WV Becoming a Biometrics Hub
More than ninety people attended TechConnectWV’s forum on June 20 – “Next Steps in Identity Technologies: Biometrics and Beyond” – at the Robert H. Mollohan Research Center. TechConnectWV sponsored the event in conjunction with CSC and IMTAS to bring together stakeholders in the biometrics and identity management sectors to discuss opportunities for collaboration that could lead to new jobs and economic growth.

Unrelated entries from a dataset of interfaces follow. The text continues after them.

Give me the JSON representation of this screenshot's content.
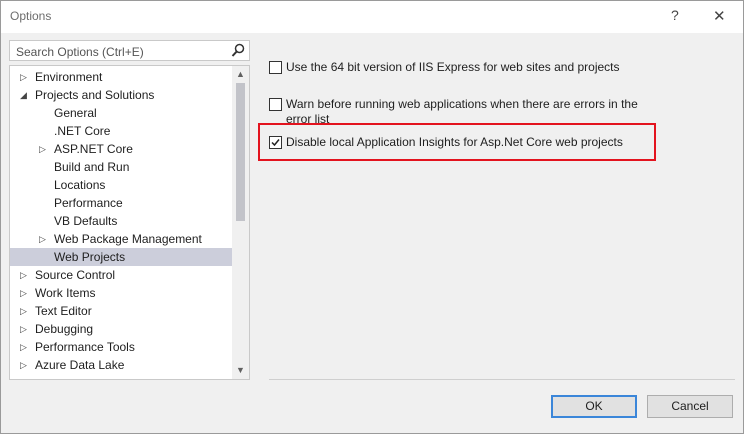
{
  "window": {
    "title": "Options",
    "help_glyph": "?",
    "close_glyph": "✕"
  },
  "search": {
    "placeholder": "Search Options (Ctrl+E)",
    "value": ""
  },
  "tree": {
    "items": [
      {
        "label": "Environment",
        "level": 0,
        "expander": "▷"
      },
      {
        "label": "Projects and Solutions",
        "level": 0,
        "expander": "◢"
      },
      {
        "label": "General",
        "level": 1,
        "expander": ""
      },
      {
        "label": ".NET Core",
        "level": 1,
        "expander": ""
      },
      {
        "label": "ASP.NET Core",
        "level": 1,
        "expander": "▷"
      },
      {
        "label": "Build and Run",
        "level": 1,
        "expander": ""
      },
      {
        "label": "Locations",
        "level": 1,
        "expander": ""
      },
      {
        "label": "Performance",
        "level": 1,
        "expander": ""
      },
      {
        "label": "VB Defaults",
        "level": 1,
        "expander": ""
      },
      {
        "label": "Web Package Management",
        "level": 1,
        "expander": "▷"
      },
      {
        "label": "Web Projects",
        "level": 1,
        "expander": "",
        "selected": true
      },
      {
        "label": "Source Control",
        "level": 0,
        "expander": "▷"
      },
      {
        "label": "Work Items",
        "level": 0,
        "expander": "▷"
      },
      {
        "label": "Text Editor",
        "level": 0,
        "expander": "▷"
      },
      {
        "label": "Debugging",
        "level": 0,
        "expander": "▷"
      },
      {
        "label": "Performance Tools",
        "level": 0,
        "expander": "▷"
      },
      {
        "label": "Azure Data Lake",
        "level": 0,
        "expander": "▷"
      }
    ],
    "scroll_up": "▲",
    "scroll_down": "▼"
  },
  "options": [
    {
      "label": "Use the 64 bit version of IIS Express for web sites and projects",
      "checked": false
    },
    {
      "label": "Warn before running web applications when there are errors in the error list",
      "checked": false
    },
    {
      "label": "Disable local Application Insights for Asp.Net Core web projects",
      "checked": true
    }
  ],
  "buttons": {
    "ok": "OK",
    "cancel": "Cancel"
  },
  "colors": {
    "selected_row": "#cccedb",
    "highlight_border": "#e3131e",
    "ok_border": "#3b86d9"
  }
}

Mr. David Cuthbertson, Assistant Director of the FBI’s Criminal Justice Information Services (CJIS) Division and Col. Douglas Flohr, Director for Operations of the Biometrics Identity Management Agency, shared insights and information on where the Federal government is headed in terms of identity management and biometrics. Three outstanding professors – Dr. Bojan Cukic of West Virginia University, Dr. Terry Fenger of Marshall University, and Dr. Marios Savvides of Carnegie Mellon discussed their groundbreaking work in biometrics, forensics, and identity management, as well.
Given TechConnectWV’s keen interest in R&D, it was good to hear about the CJIS commitment of $20 million in funding for the FBI’s Biometrics Center of Excellence, for research and development in FY2013. Given the understandable pressure on Federal government budgets, the funding reflects the FBI’s commitment to sustain Senator Byrd’s vision of the FBI as a center of synergistic, inter-agency cooperation designed to serve law enforcement, homeland security and national defense.
U.S. Senator Jay Rockefeller sent greetings and words of support, saying, “I applaud TechConnect, and its partners, the Computer Sciences Corporation and IMTAS, for their forward thinking leadership in spurring timely discussions on how we best seize the incredible opportunities that are right here in our own back yard.”
In his concluding remarks, John S. Hooks, Jr., Director of CSC Identity Labs in Fairmont, said West Virginia is recognized as the center point for biometrics and identity management services and noted that the existing public-private-academic partnership can help spur more growth, above and beyond the 4,000 jobs in north central West Virginia.